Your reply should hold only the lines from the records below where "kind" occurs.

BEGIN

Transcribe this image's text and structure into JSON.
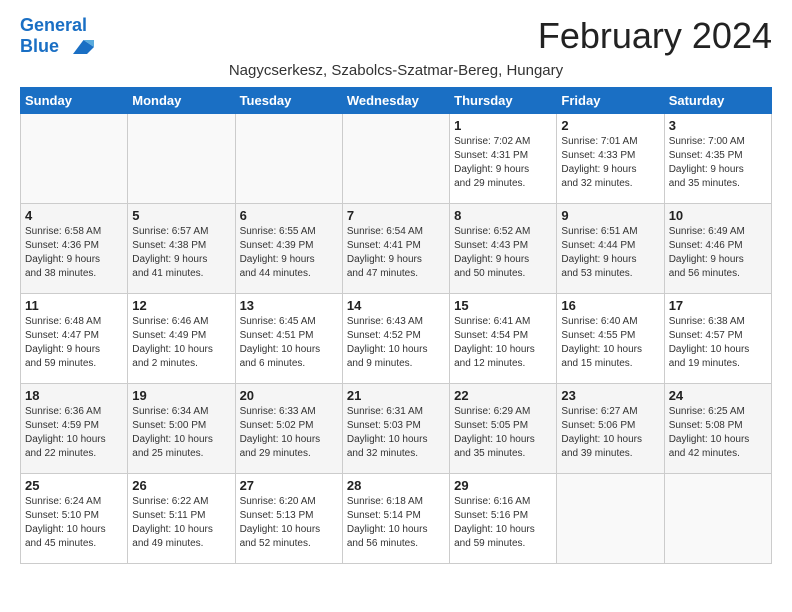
{
  "header": {
    "logo_line1": "General",
    "logo_line2": "Blue",
    "month_title": "February 2024",
    "location": "Nagycserkesz, Szabolcs-Szatmar-Bereg, Hungary"
  },
  "weekdays": [
    "Sunday",
    "Monday",
    "Tuesday",
    "Wednesday",
    "Thursday",
    "Friday",
    "Saturday"
  ],
  "weeks": [
    [
      {
        "day": "",
        "info": ""
      },
      {
        "day": "",
        "info": ""
      },
      {
        "day": "",
        "info": ""
      },
      {
        "day": "",
        "info": ""
      },
      {
        "day": "1",
        "info": "Sunrise: 7:02 AM\nSunset: 4:31 PM\nDaylight: 9 hours\nand 29 minutes."
      },
      {
        "day": "2",
        "info": "Sunrise: 7:01 AM\nSunset: 4:33 PM\nDaylight: 9 hours\nand 32 minutes."
      },
      {
        "day": "3",
        "info": "Sunrise: 7:00 AM\nSunset: 4:35 PM\nDaylight: 9 hours\nand 35 minutes."
      }
    ],
    [
      {
        "day": "4",
        "info": "Sunrise: 6:58 AM\nSunset: 4:36 PM\nDaylight: 9 hours\nand 38 minutes."
      },
      {
        "day": "5",
        "info": "Sunrise: 6:57 AM\nSunset: 4:38 PM\nDaylight: 9 hours\nand 41 minutes."
      },
      {
        "day": "6",
        "info": "Sunrise: 6:55 AM\nSunset: 4:39 PM\nDaylight: 9 hours\nand 44 minutes."
      },
      {
        "day": "7",
        "info": "Sunrise: 6:54 AM\nSunset: 4:41 PM\nDaylight: 9 hours\nand 47 minutes."
      },
      {
        "day": "8",
        "info": "Sunrise: 6:52 AM\nSunset: 4:43 PM\nDaylight: 9 hours\nand 50 minutes."
      },
      {
        "day": "9",
        "info": "Sunrise: 6:51 AM\nSunset: 4:44 PM\nDaylight: 9 hours\nand 53 minutes."
      },
      {
        "day": "10",
        "info": "Sunrise: 6:49 AM\nSunset: 4:46 PM\nDaylight: 9 hours\nand 56 minutes."
      }
    ],
    [
      {
        "day": "11",
        "info": "Sunrise: 6:48 AM\nSunset: 4:47 PM\nDaylight: 9 hours\nand 59 minutes."
      },
      {
        "day": "12",
        "info": "Sunrise: 6:46 AM\nSunset: 4:49 PM\nDaylight: 10 hours\nand 2 minutes."
      },
      {
        "day": "13",
        "info": "Sunrise: 6:45 AM\nSunset: 4:51 PM\nDaylight: 10 hours\nand 6 minutes."
      },
      {
        "day": "14",
        "info": "Sunrise: 6:43 AM\nSunset: 4:52 PM\nDaylight: 10 hours\nand 9 minutes."
      },
      {
        "day": "15",
        "info": "Sunrise: 6:41 AM\nSunset: 4:54 PM\nDaylight: 10 hours\nand 12 minutes."
      },
      {
        "day": "16",
        "info": "Sunrise: 6:40 AM\nSunset: 4:55 PM\nDaylight: 10 hours\nand 15 minutes."
      },
      {
        "day": "17",
        "info": "Sunrise: 6:38 AM\nSunset: 4:57 PM\nDaylight: 10 hours\nand 19 minutes."
      }
    ],
    [
      {
        "day": "18",
        "info": "Sunrise: 6:36 AM\nSunset: 4:59 PM\nDaylight: 10 hours\nand 22 minutes."
      },
      {
        "day": "19",
        "info": "Sunrise: 6:34 AM\nSunset: 5:00 PM\nDaylight: 10 hours\nand 25 minutes."
      },
      {
        "day": "20",
        "info": "Sunrise: 6:33 AM\nSunset: 5:02 PM\nDaylight: 10 hours\nand 29 minutes."
      },
      {
        "day": "21",
        "info": "Sunrise: 6:31 AM\nSunset: 5:03 PM\nDaylight: 10 hours\nand 32 minutes."
      },
      {
        "day": "22",
        "info": "Sunrise: 6:29 AM\nSunset: 5:05 PM\nDaylight: 10 hours\nand 35 minutes."
      },
      {
        "day": "23",
        "info": "Sunrise: 6:27 AM\nSunset: 5:06 PM\nDaylight: 10 hours\nand 39 minutes."
      },
      {
        "day": "24",
        "info": "Sunrise: 6:25 AM\nSunset: 5:08 PM\nDaylight: 10 hours\nand 42 minutes."
      }
    ],
    [
      {
        "day": "25",
        "info": "Sunrise: 6:24 AM\nSunset: 5:10 PM\nDaylight: 10 hours\nand 45 minutes."
      },
      {
        "day": "26",
        "info": "Sunrise: 6:22 AM\nSunset: 5:11 PM\nDaylight: 10 hours\nand 49 minutes."
      },
      {
        "day": "27",
        "info": "Sunrise: 6:20 AM\nSunset: 5:13 PM\nDaylight: 10 hours\nand 52 minutes."
      },
      {
        "day": "28",
        "info": "Sunrise: 6:18 AM\nSunset: 5:14 PM\nDaylight: 10 hours\nand 56 minutes."
      },
      {
        "day": "29",
        "info": "Sunrise: 6:16 AM\nSunset: 5:16 PM\nDaylight: 10 hours\nand 59 minutes."
      },
      {
        "day": "",
        "info": ""
      },
      {
        "day": "",
        "info": ""
      }
    ]
  ]
}
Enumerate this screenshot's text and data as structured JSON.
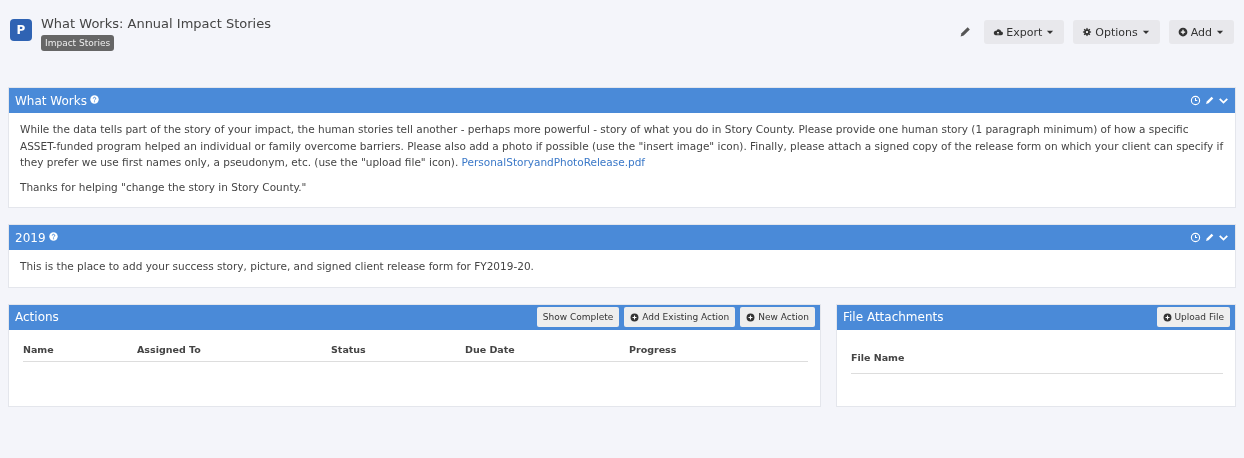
{
  "header": {
    "badge": "P",
    "title": "What Works: Annual Impact Stories",
    "tag": "Impact Stories",
    "buttons": [
      {
        "label": "Export",
        "kind": "cloud",
        "caret": true
      },
      {
        "label": "Options",
        "kind": "gear",
        "caret": true
      },
      {
        "label": "Add",
        "kind": "plus",
        "caret": true
      }
    ]
  },
  "sections": [
    {
      "title": "What Works",
      "paragraphs": [
        {
          "text": "While the data tells part of the story of your impact, the human stories tell another - perhaps more powerful - story of what you do in Story County. Please provide one human story (1 paragraph minimum) of how a specific ASSET-funded program helped an individual or family overcome barriers. Please also add a photo if possible (use the \"insert image\" icon). Finally, please attach a signed copy of the release form on which your client can specify if they prefer we use first names only, a pseudonym, etc. (use the \"upload file\" icon).",
          "link": "PersonalStoryandPhotoRelease.pdf"
        },
        {
          "text": "Thanks for helping \"change the story in Story County.\""
        }
      ]
    },
    {
      "title": "2019",
      "paragraphs": [
        {
          "text": "This is the place to add your success story, picture, and signed client release form for FY2019-20."
        }
      ]
    }
  ],
  "actions": {
    "title": "Actions",
    "buttons": [
      {
        "label": "Show Complete",
        "kind": "plain"
      },
      {
        "label": "Add Existing Action",
        "kind": "plus"
      },
      {
        "label": "New Action",
        "kind": "plus"
      }
    ],
    "columns": [
      "Name",
      "Assigned To",
      "Status",
      "Due Date",
      "Progress"
    ]
  },
  "attachments": {
    "title": "File Attachments",
    "buttons": [
      {
        "label": "Upload File",
        "kind": "plus"
      }
    ],
    "columns": [
      "File Name"
    ]
  }
}
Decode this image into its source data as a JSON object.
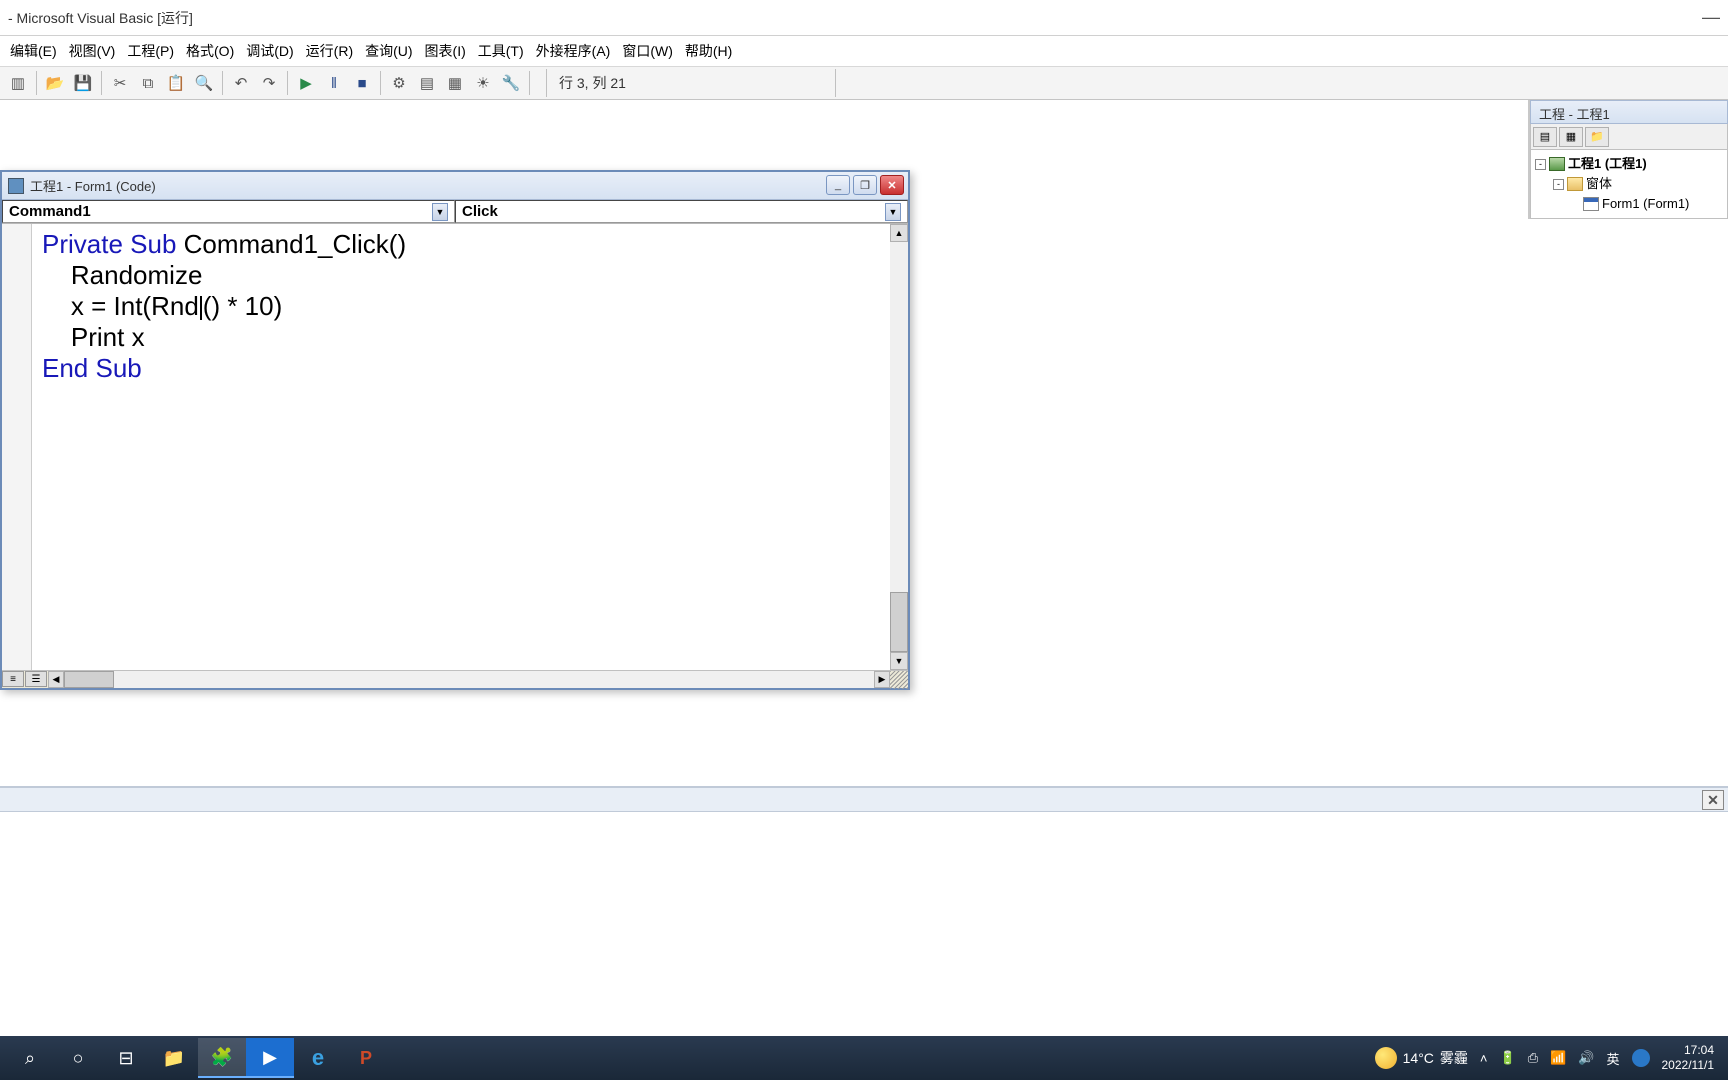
{
  "titlebar": {
    "text": " - Microsoft Visual Basic [运行]"
  },
  "menu": {
    "edit": "编辑(E)",
    "view": "视图(V)",
    "project": "工程(P)",
    "format": "格式(O)",
    "debug": "调试(D)",
    "run": "运行(R)",
    "query": "查询(U)",
    "diagram": "图表(I)",
    "tools": "工具(T)",
    "addins": "外接程序(A)",
    "window": "窗口(W)",
    "help": "帮助(H)"
  },
  "status": {
    "cursor": "行 3, 列 21"
  },
  "codewin": {
    "title": "工程1 - Form1 (Code)",
    "object_combo": "Command1",
    "proc_combo": "Click",
    "code_line1_kw1": "Private Sub",
    "code_line1_rest": " Command1_Click()",
    "code_line2": "    Randomize",
    "code_line3a": "    x = Int(Rnd",
    "code_line3b": "() * 10)",
    "code_line4": "    Print x",
    "code_line5_kw": "End Sub"
  },
  "project_panel": {
    "title": "工程 - 工程1",
    "root": "工程1 (工程1)",
    "folder": "窗体",
    "form": "Form1 (Form1)"
  },
  "taskbar": {
    "weather_temp": "14°C",
    "weather_cond": "雾霾",
    "ime": "英",
    "time": "17:04",
    "date": "2022/11/1"
  },
  "icons": {
    "search": "⌕",
    "cortana": "○",
    "tasks": "⊟",
    "folder": "📁",
    "vb": "🧩",
    "video": "▶",
    "edge": "e",
    "ppt": "P"
  }
}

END

=== Task answer ===
        "kind": "cloud",
        "kind": "gear",
        "kind": "plus",
        "kind": "plain"
        "kind": "plus"
        "kind": "plus"
        "kind": "plus"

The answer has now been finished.